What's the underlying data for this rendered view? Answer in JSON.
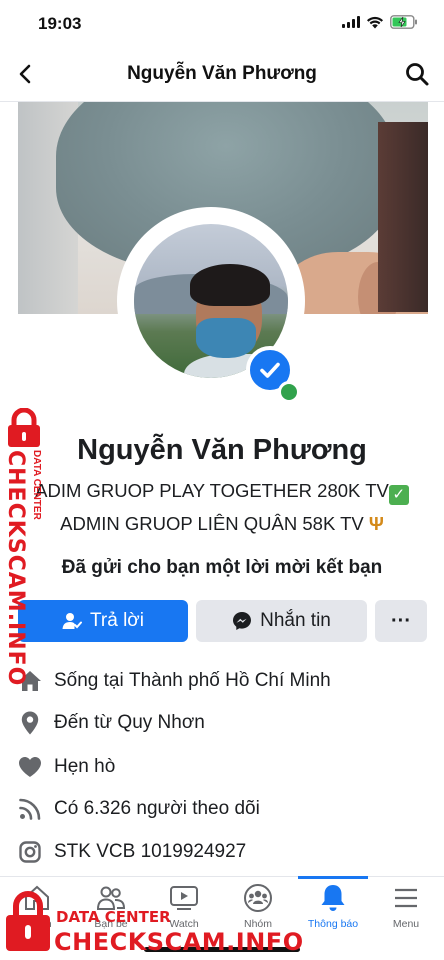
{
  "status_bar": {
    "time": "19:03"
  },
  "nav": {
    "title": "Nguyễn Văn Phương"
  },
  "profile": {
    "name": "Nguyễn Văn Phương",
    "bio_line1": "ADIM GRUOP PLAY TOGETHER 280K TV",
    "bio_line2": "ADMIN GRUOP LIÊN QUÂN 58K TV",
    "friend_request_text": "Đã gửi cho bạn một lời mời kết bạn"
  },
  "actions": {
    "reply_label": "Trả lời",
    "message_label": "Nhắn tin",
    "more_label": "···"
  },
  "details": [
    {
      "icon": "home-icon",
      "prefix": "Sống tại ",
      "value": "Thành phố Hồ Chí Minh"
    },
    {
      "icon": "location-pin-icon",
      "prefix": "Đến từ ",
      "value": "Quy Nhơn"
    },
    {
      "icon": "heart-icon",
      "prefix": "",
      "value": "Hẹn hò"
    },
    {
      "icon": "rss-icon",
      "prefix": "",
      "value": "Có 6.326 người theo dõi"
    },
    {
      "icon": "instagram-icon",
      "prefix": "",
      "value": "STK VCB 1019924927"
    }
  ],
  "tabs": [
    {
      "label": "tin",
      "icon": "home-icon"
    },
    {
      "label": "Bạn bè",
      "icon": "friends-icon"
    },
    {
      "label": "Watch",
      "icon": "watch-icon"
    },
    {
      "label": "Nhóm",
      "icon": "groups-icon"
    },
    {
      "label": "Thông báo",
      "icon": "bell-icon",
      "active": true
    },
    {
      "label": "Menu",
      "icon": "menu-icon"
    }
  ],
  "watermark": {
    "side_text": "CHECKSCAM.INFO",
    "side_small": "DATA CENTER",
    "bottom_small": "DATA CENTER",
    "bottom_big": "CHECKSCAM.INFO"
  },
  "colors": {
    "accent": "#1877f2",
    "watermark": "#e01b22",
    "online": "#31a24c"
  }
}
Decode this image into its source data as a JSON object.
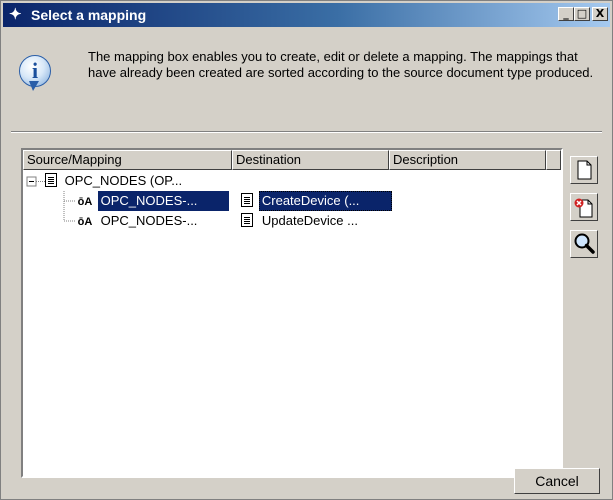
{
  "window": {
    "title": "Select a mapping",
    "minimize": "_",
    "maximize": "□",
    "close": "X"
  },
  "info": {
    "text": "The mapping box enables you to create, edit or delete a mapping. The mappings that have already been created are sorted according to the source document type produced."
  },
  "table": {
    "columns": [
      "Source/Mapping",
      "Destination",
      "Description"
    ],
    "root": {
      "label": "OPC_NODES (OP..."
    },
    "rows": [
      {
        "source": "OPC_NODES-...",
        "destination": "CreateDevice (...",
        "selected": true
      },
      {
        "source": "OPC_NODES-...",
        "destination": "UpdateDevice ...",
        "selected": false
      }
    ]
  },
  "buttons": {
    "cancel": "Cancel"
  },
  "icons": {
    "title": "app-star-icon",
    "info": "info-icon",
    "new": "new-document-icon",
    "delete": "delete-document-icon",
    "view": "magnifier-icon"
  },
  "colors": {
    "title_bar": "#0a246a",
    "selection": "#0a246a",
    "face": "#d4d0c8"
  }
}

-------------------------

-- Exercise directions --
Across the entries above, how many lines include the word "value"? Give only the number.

-- Exercise response --
5